I was already quite drained, so I made a Starbucks stop for black iced coffee. "What's your name?" the barista asked me for drink identification purposes. I paused -- those blonde bangs tickled my eyelashes and I just... didn't feel like myself.
"Kimberly," I replied with conviction.
In good (conflicting?) company
I met my best friend Veronica* for lunch, who also happens to be a blonde. She was blown away by my makeover, comparing it to staring at the sun: "It's very jolting at first and my eyes need some time to adjust!" she said. "You look awesome, I just wouldn't have recognized you had I not known to look for 'blonde Brooke.'"
"Yeah, so I'm Kimberly today. It just feels right."
Veronica was also that friend, I realized now, whose relationship status guys always asked me about. She's gorgeous, smart, and a catch -- but with my recent experience in being carnivorously catcalled just for existing, I was curious if she and her natural blondeness could relate.

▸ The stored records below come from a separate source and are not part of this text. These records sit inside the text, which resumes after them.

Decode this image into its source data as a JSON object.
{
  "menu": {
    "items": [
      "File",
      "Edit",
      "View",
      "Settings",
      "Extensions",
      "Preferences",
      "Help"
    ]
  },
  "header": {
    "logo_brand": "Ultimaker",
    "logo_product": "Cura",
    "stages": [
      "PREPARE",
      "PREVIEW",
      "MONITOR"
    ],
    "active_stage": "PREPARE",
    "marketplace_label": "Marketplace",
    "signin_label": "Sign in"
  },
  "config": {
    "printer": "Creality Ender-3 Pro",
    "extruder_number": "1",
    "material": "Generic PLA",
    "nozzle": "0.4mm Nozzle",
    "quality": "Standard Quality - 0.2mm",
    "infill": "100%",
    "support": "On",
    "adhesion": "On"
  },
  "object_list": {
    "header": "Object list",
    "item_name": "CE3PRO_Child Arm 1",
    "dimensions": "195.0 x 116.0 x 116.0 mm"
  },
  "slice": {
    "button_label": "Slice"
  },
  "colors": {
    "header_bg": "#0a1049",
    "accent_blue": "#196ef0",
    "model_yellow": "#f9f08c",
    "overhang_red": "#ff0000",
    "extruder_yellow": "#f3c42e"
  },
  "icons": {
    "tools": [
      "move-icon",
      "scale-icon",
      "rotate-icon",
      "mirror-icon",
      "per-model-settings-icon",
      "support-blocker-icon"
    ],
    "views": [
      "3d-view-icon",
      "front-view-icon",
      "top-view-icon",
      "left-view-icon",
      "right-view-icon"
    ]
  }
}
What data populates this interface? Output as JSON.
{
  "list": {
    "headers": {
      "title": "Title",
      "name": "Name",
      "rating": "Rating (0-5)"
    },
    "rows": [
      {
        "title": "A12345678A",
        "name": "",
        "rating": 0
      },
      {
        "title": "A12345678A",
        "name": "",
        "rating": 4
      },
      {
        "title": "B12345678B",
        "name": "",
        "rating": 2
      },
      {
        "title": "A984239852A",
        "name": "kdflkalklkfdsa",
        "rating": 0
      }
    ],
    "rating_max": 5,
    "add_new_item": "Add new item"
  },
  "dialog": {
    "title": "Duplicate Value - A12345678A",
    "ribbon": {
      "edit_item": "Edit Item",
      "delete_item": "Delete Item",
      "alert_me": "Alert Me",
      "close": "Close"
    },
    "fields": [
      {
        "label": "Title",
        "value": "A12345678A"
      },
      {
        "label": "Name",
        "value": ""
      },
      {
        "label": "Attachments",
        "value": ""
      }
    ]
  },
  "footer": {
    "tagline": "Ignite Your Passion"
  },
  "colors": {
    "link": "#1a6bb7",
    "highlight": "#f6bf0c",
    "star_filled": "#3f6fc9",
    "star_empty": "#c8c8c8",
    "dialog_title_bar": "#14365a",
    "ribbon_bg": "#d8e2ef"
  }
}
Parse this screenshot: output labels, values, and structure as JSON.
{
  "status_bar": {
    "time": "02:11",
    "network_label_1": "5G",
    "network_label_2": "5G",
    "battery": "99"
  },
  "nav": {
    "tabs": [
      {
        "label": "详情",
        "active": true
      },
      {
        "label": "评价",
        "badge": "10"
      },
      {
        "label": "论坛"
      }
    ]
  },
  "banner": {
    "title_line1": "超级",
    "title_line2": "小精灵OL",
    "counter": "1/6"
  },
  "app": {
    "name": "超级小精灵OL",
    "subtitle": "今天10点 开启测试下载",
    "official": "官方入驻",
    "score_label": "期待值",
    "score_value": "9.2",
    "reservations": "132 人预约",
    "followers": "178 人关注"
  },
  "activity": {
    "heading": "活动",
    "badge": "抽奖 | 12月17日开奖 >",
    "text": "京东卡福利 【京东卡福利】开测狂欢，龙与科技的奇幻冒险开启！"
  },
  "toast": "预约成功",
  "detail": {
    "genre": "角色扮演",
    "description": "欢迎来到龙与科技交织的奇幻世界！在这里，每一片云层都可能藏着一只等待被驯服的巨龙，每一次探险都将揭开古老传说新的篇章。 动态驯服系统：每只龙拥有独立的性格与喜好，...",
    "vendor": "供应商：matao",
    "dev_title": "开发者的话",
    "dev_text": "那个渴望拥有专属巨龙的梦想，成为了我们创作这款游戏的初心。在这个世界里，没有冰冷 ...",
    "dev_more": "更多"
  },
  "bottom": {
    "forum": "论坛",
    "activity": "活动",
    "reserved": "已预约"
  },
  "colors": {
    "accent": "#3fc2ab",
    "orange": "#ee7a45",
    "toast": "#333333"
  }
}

"I think we do get more attention, but not just because our hair color is brighter," Veronica said. "Blonde stereotypes have been deeply ingrained in society. We are perceived as fun and bubbly, but also dumb and easy. The extra attention isn’t necessarily a good thing."